We are not able to explain precisely the weight we as triers of facts give to each of the considered elements. I note that the Plaintiff's argument gives more emphasis than seems reasonable to geographical proximity, so that the Plaintiff thus would diminish the weight given to total pupils and pupil-teacher ratio. After considering mill levy and per-pupil-property-tax evaluation, it seems that they are not significantly different among the districts shown in the evidence here except for Dawson and Table Rock. There was no rebuttal of the Defendant's superintendent's conclusionary testimony that the Defendant's teacher-pupil ratio in its secondary school is slightly lower than that of most other districts; that the plant is exceptionally modern and comfortable; and that the Nehawka community attitude and the discipline of pupils are comparable to those of schools of similar pupil and community population and more favorable to the teachers than those of larger school districts. This testimony, however, seems to have been offered to counteract the Plaintiff's contention for comparison with near-by but larger school districts rather than having been offered as affirmative support for the Defendant's contention as to which districts were comparable.

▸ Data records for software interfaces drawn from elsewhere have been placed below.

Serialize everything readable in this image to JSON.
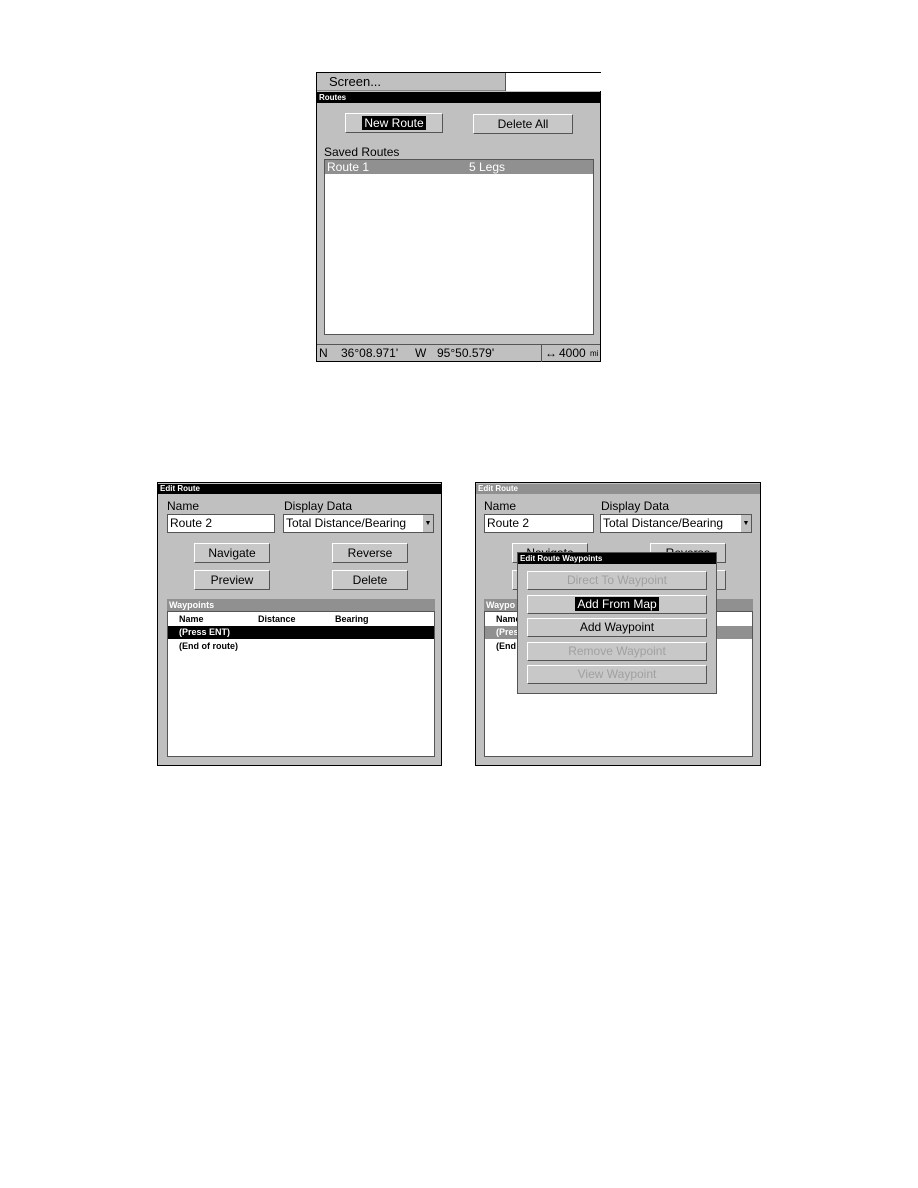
{
  "routes_screen": {
    "menu_label": "Screen...",
    "title": "Routes",
    "buttons": {
      "new_route": "New Route",
      "delete_all": "Delete All"
    },
    "saved_routes_label": "Saved Routes",
    "routes": [
      {
        "name": "Route 1",
        "legs": "5 Legs"
      }
    ],
    "status": {
      "lat_hemi": "N",
      "lat": "36°08.971'",
      "lon_hemi": "W",
      "lon": "95°50.579'",
      "zoom_icon": "double-arrow-icon",
      "zoom": "4000",
      "zoom_unit": "mi"
    }
  },
  "edit_route": {
    "title": "Edit Route",
    "name_label": "Name",
    "name_value": "Route 2",
    "display_label": "Display Data",
    "display_value": "Total Distance/Bearing",
    "buttons": {
      "navigate": "Navigate",
      "reverse": "Reverse",
      "preview": "Preview",
      "delete": "Delete"
    },
    "waypoints_label": "Waypoints",
    "columns": [
      "Name",
      "Distance",
      "Bearing"
    ],
    "rows": [
      "(Press ENT)",
      "(End of route)"
    ]
  },
  "edit_route_popup": {
    "background_labels": {
      "waypoints": "Waypo",
      "name": "Name",
      "row1": "(Pres",
      "row2": "(End",
      "navigate": "Navigate",
      "reverse": "Reverse"
    },
    "title": "Edit Route Waypoints",
    "items": [
      {
        "label": "Direct To Waypoint",
        "enabled": false
      },
      {
        "label": "Add From Map",
        "enabled": true,
        "selected": true
      },
      {
        "label": "Add Waypoint",
        "enabled": true
      },
      {
        "label": "Remove Waypoint",
        "enabled": false
      },
      {
        "label": "View Waypoint",
        "enabled": false
      }
    ]
  }
}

Upon these considerations I would find that the school districts comparable to Nehawka are Lewiston, Elk Creek, Diller, Adams, Filley, O'Dell, and Barneston.

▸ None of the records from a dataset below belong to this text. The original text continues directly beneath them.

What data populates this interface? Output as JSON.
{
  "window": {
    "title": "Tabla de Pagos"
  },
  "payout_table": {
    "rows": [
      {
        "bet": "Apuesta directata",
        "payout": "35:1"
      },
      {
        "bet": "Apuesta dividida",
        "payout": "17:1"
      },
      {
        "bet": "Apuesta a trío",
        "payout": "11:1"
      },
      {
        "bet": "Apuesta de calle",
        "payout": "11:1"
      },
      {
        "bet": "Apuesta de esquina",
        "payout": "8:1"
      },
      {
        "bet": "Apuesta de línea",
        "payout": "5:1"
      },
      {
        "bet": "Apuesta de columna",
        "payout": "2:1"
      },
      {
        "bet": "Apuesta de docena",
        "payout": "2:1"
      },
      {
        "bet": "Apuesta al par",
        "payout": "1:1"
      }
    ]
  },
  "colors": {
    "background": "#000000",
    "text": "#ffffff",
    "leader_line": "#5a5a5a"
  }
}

From Exhibit 10 I would find that the total extra-duty pay, $5,144, of the Nehawka teachers is comparable to the pay they would receive for the same extra duties at the comparable schools, and from Exhibit 9 that the fringe benefits of insurance as now paid, social security, and retirement are likewise comparable.

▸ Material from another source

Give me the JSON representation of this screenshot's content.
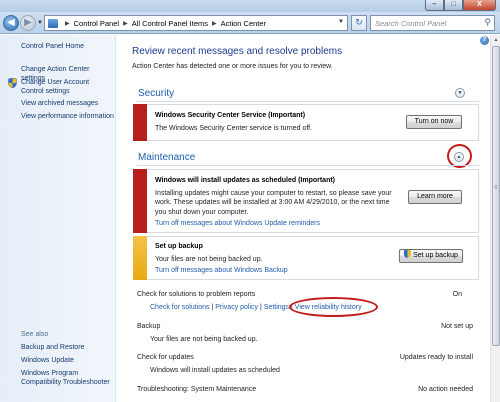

From Exhibits 3 and 10 I would find that the approximate midpoint of the respective totals resulting from placing the Nehawka teachers on the salary schedules of the comparable school districts is about $125,000; and that a 46,450 4 x 3 will produce a total teacher compensation from the 1972-73 Nehawka teaching staff of $125,646.
Both the parties stress the obvious that "prevalency" is not equivalent in meaning to "midpoint". The Plaintiff contends that therefore the teachers' demands, despite a tendency up from the midpoint, should be respected if the opposing party has not shown them to be unreasonable by some other extrinsic standard. The Defendant contends that therefore the school board's good faith in setting wages, despite a tendency down from the midpoint, should be respected when the opposing party has not shown them to be unreasonable by any other extrinsic standard. I think the doctrine of the approximate midpoint is more likely to achieve the legislative purpose set forth in §48-802 R.R.S. Neb.
*In that case the labor organization contended that the OPPD wage scale was the only one relevant because OPPD and Loup were the only public power districts operating electrical generating plants. Rejecting that contention, we considered the wage scales of several private industrial plants so far as they pertained to job classifications of the defendant employer.